By Steve Beahan (Partner), Katie Byrne (Senior Associate) and Rob Coleridge (Senior Associate) at Irwin Mitchell
2019 is set to be a big year of change for litigators, particularly in the Business & Property Courts.
In January, in addition to the already well known new disclosure pilot scheme, a new capped costs pilot scheme will come into play (subject to parliamentary approval and on a voluntary basis) for cases valued at under £250,000.
Parties' costs will be capped by default at £80,000. If successful, this scheme will almost certainly become obligatory, potentially for cases valued at up to £500,000.

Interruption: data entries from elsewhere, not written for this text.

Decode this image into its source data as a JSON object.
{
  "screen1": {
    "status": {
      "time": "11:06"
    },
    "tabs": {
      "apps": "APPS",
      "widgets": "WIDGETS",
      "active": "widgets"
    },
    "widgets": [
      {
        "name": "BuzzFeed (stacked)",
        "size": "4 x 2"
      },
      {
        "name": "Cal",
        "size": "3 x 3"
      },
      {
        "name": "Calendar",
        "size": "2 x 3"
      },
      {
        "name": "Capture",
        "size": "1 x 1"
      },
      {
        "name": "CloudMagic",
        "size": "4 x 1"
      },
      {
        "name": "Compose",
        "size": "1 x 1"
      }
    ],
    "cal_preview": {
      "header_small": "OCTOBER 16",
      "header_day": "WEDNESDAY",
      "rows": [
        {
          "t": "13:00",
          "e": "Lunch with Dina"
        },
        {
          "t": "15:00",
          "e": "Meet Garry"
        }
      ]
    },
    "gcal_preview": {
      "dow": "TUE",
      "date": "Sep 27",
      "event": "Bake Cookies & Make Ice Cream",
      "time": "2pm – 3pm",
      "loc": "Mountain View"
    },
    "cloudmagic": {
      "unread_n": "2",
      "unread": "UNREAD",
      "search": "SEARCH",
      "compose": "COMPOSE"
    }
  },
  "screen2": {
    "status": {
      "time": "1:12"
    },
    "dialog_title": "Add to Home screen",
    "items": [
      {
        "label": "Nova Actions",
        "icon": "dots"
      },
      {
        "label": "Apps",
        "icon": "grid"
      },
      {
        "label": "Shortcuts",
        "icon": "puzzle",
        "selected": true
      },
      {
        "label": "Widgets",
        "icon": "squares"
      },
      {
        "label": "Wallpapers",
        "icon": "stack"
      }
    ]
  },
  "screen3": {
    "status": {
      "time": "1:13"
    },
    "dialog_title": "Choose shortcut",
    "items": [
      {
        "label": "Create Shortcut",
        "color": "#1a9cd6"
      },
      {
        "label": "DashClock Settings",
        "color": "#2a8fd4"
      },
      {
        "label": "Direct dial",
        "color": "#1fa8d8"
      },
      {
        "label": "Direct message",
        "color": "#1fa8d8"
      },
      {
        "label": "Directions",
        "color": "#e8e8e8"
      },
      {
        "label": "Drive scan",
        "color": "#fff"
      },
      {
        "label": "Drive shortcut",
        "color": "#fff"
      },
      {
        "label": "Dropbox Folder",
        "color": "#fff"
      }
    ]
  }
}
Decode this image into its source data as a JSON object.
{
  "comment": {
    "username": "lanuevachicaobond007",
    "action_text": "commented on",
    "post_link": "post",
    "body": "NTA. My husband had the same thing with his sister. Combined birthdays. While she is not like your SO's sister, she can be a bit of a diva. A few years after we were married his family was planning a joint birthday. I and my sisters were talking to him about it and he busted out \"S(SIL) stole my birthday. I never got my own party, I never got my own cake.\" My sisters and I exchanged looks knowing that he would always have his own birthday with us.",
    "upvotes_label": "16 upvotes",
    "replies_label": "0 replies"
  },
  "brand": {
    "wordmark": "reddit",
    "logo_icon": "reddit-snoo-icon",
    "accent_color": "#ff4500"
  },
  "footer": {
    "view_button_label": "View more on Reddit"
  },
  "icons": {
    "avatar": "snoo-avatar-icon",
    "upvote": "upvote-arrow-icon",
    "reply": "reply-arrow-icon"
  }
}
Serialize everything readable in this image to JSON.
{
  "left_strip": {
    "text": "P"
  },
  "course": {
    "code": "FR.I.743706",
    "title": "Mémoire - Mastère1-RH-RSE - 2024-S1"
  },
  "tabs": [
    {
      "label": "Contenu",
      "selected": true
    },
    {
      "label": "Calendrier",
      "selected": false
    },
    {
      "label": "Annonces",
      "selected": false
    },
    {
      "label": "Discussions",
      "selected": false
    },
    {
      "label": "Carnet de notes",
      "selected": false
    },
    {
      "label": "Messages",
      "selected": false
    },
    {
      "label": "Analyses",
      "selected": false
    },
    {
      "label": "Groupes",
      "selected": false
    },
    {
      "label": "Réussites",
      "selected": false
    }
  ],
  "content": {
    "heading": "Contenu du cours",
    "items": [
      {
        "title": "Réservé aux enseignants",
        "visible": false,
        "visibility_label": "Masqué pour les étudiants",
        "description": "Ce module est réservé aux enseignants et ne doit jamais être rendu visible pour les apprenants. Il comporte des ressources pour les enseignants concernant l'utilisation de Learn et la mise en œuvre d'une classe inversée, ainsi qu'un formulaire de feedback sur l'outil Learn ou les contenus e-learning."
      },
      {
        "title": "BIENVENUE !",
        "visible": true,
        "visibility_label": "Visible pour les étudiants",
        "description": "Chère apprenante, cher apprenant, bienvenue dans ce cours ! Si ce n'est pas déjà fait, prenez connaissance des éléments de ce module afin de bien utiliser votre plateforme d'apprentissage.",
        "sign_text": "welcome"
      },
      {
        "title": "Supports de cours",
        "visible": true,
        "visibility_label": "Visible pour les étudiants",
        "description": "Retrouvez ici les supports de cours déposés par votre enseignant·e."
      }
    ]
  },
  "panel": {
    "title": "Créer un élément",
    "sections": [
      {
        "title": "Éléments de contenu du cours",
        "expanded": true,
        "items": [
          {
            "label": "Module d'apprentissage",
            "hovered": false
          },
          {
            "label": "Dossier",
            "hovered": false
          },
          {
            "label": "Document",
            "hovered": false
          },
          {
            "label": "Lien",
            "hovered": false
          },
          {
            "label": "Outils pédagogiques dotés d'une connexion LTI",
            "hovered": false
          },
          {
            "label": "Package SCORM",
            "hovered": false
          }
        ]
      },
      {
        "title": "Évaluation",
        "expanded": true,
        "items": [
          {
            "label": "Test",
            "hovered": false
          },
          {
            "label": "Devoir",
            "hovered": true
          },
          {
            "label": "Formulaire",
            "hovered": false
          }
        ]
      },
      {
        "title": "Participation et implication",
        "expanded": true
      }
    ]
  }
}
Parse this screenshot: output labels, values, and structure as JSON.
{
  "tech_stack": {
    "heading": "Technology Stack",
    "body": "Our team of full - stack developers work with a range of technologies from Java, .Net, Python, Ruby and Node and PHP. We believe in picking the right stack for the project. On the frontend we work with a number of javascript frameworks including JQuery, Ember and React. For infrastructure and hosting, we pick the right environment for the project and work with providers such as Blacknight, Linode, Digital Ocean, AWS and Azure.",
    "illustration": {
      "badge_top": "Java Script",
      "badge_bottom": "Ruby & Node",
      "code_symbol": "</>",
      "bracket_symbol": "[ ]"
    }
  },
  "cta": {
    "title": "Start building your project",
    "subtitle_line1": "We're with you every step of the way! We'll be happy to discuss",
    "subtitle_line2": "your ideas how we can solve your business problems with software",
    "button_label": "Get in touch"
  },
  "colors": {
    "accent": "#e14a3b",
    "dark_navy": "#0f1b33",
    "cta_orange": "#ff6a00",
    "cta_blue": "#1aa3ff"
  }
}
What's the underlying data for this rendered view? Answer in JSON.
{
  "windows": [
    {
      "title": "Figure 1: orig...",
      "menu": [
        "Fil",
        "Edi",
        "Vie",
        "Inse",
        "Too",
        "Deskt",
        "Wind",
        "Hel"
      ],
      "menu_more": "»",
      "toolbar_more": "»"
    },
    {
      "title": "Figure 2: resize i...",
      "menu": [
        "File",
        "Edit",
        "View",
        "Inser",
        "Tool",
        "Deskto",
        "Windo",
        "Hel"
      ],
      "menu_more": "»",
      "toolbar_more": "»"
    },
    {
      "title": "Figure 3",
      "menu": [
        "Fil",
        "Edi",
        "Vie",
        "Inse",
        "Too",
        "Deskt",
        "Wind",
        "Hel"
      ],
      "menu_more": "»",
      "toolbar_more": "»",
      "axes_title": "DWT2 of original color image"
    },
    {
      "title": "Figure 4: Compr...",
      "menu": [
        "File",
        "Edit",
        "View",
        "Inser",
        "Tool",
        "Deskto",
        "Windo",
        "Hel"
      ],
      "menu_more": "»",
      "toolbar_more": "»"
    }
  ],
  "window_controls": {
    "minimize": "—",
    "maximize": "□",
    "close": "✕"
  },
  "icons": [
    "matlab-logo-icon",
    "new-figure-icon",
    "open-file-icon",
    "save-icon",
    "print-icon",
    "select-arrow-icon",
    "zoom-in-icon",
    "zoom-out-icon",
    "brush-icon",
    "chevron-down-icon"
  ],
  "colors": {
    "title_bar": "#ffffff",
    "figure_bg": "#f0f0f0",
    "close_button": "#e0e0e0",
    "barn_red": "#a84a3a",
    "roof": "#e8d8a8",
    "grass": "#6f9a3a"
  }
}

Both the new costs and disclosure pilot schemes drive at ensuring the courts offer a commercial and effective way of resolving disputes. This must be welcomed; if the economy is to thrive and the common law is to develop in line with innovation, businesses must have cost effective access to justice and this should not be a matter only for the courts to deliver.
Such access to justice has already been achieved in many areas of litigation. Now commercial lawyers must also step up to the plate and provide cost effective litigation advice and case management services, which take a sophisticated view of risk.
Following the development of the alternative litigation funding market over the last 10 years, there are already a host of solutions available and, for more and more cases, it is simply wrong to assert the old excuse that commercial litigation is too complicated for alternative funding. The excellent service expected of a leading firm can be delivered at the right cost.
This will undoubtedly upset the traditional fees and hourly rate model. However, change is inevitable and good, and the lawyers who embrace it will prosper. As will their clients.
A pilot scheme introducing capped costs of £80,000 for High Court cases worth up to £250,000 – as recommended by Sir Rupert Jackson last year – is set to be introduced next month